This article discusses major themes in recent transcultural psychiatric research in the Nordic countries from 2008 to 2011: (a) epidemiological studies of migration, (b) indigenous populations, and (c) quality of psychiatric care for migrants. Over the past several decades, the populations of the Nordic countries, Denmark, Finland, Norway, and Sweden, which were relatively homogeneous, have become increasingly culturally diverse. Many migrants to Nordic countries have been exposed to extreme stress, such as threats of death and/or torture and other severe social adversities before, during, and after migration, with potential effects on their physical, mental, social, and spiritual health. Growing interest in transcultural issues is reflected in the level of scientific research and clinical activity in the field by Nordic physicians, psychologists, social scientists, demographers, medical anthropologists, as well as other clinicians and policy planners. Research includes work with migrants and indigenous minorities in the Nordic countries, as well as comparisons with mental health in postconflict countries. We conclude by suggesting future directions for transcultural psychiatry research and providing guidelines for the education and training of future clinicians in the Nordic countries.

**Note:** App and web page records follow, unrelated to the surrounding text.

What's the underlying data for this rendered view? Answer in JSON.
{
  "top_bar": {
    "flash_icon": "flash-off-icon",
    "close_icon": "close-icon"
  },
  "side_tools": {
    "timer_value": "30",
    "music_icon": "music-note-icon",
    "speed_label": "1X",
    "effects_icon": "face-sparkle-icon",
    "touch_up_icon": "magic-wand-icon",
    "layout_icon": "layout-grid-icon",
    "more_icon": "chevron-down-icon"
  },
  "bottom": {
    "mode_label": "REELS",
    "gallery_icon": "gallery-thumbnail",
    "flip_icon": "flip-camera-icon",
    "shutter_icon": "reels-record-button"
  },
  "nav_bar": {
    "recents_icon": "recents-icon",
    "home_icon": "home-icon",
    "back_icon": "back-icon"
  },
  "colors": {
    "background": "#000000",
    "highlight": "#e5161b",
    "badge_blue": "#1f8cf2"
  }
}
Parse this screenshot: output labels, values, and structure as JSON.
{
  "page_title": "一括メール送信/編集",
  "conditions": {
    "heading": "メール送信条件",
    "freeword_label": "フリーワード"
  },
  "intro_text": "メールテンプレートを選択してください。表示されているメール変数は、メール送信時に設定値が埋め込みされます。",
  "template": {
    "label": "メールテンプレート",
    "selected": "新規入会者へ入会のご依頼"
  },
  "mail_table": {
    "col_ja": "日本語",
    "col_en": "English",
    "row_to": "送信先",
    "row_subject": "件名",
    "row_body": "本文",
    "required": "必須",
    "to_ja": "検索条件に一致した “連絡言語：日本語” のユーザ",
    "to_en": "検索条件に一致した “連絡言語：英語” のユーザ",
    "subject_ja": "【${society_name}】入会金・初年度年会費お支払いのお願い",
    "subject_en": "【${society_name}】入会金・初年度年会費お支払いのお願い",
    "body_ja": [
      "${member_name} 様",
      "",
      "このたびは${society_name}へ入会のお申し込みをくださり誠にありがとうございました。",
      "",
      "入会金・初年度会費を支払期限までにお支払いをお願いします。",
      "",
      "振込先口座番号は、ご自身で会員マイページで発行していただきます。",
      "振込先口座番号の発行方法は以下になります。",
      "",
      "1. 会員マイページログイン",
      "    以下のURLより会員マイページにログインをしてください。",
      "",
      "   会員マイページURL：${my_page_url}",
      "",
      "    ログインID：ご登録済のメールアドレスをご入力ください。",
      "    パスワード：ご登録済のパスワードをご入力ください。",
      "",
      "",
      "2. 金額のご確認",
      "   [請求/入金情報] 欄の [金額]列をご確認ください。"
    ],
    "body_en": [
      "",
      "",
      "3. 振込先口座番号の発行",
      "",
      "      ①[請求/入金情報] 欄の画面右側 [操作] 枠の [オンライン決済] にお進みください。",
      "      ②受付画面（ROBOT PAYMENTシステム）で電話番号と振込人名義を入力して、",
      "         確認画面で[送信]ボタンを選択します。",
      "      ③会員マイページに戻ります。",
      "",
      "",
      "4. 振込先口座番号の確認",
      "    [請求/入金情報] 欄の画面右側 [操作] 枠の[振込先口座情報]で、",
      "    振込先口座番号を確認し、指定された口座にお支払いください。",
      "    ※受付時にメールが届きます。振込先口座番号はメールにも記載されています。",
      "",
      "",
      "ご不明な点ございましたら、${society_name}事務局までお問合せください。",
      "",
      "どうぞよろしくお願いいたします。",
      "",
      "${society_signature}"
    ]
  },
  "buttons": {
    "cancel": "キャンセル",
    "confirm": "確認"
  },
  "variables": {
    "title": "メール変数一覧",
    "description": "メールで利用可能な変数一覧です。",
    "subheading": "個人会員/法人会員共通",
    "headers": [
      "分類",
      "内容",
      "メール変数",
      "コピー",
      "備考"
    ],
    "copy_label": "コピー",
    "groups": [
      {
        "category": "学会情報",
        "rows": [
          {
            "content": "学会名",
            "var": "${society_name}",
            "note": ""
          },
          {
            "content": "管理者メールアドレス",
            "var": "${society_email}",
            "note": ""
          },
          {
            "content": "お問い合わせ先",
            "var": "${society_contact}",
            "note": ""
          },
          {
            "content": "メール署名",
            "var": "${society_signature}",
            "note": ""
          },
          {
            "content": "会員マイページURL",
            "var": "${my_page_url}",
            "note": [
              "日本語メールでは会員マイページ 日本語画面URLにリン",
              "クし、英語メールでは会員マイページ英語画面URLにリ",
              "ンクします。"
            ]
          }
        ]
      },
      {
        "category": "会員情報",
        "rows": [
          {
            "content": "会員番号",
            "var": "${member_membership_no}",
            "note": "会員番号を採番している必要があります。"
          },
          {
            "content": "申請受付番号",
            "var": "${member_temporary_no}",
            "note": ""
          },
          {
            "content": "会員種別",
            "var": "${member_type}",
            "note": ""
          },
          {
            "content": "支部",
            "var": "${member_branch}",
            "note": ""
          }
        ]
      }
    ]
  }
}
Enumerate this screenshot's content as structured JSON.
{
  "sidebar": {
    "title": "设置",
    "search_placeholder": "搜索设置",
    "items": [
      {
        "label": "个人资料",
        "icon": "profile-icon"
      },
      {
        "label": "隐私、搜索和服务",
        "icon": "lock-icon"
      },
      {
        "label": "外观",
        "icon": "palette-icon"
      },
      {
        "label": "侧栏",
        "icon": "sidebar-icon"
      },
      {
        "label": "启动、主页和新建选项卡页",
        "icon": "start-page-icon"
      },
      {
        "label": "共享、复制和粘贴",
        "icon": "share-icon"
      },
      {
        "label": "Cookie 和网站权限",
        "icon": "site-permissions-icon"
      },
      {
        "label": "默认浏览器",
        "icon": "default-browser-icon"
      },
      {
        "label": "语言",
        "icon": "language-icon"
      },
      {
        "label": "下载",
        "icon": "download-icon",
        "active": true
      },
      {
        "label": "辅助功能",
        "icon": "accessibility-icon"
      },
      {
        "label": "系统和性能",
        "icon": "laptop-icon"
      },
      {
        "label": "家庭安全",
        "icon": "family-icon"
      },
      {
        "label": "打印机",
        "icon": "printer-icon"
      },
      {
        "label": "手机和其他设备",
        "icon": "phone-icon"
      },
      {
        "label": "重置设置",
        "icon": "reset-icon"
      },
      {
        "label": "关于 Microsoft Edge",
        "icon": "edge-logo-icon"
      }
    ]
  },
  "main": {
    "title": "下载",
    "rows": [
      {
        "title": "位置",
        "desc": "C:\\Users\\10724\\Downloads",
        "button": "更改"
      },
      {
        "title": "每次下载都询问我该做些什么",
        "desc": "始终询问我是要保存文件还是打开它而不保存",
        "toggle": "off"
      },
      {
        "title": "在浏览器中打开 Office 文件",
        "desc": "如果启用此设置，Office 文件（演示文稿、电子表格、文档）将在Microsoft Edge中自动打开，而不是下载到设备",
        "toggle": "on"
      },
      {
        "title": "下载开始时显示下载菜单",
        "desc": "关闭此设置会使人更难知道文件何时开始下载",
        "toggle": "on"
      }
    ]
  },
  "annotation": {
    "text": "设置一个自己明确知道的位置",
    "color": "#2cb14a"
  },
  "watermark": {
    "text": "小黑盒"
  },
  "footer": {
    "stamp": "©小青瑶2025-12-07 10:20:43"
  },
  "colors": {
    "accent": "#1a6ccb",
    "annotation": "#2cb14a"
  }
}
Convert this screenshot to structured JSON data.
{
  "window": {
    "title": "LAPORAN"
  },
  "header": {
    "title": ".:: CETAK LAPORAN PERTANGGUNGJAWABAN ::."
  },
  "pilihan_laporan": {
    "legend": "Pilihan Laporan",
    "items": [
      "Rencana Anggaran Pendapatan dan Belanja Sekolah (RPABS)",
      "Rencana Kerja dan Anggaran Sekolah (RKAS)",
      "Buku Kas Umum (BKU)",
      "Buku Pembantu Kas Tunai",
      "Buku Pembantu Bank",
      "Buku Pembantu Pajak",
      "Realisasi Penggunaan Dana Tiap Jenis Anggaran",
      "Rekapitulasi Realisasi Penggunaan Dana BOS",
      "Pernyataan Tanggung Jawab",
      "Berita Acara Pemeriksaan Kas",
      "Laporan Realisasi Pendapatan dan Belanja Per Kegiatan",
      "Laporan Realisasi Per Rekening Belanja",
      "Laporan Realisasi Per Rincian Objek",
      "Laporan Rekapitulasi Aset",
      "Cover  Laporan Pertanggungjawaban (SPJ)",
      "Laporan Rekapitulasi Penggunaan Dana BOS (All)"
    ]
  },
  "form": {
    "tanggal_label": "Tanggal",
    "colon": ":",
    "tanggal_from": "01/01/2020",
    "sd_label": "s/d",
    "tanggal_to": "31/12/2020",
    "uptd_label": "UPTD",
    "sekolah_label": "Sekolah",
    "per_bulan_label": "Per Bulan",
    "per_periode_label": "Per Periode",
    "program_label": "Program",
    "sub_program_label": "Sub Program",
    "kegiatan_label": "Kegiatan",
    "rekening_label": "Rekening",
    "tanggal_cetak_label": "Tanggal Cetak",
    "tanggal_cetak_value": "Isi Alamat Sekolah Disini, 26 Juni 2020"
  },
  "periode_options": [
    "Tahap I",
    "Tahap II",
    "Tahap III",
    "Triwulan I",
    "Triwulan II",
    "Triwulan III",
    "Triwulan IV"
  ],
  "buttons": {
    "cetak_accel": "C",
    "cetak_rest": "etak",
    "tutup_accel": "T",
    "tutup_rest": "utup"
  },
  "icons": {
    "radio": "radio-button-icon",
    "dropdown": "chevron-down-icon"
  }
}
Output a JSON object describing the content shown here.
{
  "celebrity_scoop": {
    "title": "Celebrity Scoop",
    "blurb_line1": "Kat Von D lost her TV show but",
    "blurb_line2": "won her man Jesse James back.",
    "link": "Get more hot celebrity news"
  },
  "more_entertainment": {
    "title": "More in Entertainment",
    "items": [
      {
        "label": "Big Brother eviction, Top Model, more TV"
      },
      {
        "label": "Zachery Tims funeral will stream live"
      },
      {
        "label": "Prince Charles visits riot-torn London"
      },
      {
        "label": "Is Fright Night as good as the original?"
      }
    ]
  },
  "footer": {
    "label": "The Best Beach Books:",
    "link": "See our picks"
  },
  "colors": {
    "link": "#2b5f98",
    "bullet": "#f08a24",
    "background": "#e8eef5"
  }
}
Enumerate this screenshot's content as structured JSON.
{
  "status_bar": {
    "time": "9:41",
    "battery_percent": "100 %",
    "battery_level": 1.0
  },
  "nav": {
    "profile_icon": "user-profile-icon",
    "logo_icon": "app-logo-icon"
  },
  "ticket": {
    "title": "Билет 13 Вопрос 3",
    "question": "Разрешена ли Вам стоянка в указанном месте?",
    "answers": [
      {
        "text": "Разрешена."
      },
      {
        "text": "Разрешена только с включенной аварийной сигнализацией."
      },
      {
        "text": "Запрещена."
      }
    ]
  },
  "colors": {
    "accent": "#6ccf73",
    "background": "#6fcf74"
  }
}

OBJECTIVE: The publication of DSM-IV is notable for the improved coverage of cultural issues in the diagnosis of mental disorders. In particular, Appendix I of DSM-IV includes an "Outline for Cultural Formulation" (Outline) which assists the clinician in evaluating the impact of an individual's cultural context on diagnosis and treatment. However, the capacity of the Outline to facilitate the development of comprehensive cultural formulations for children and adolescents has not been established. In this article the use of the Outline with American Indian children is reviewed critically. METHOD: Based on the Outline, cultural case formulations for four American Indian children were developed and their comprehensiveness was assessed. RESULTS: Applied to the case material, the Outline provided a clear template for the development of cultural formulations. Nonetheless, several gaps in the material required by the Outline were identified, particularly in the areas concerning cultural identity and cultural elements of the therapeutic relationship. CONCLUSIONS: Clinicians working with children should recognize the strengths as well as the limitations of the Outline and expand their cultural descriptions accordingly. Several additions to the text of the Outline that will facilitate the development of comprehensive cultural formulations specific to children and adolescents are proposed.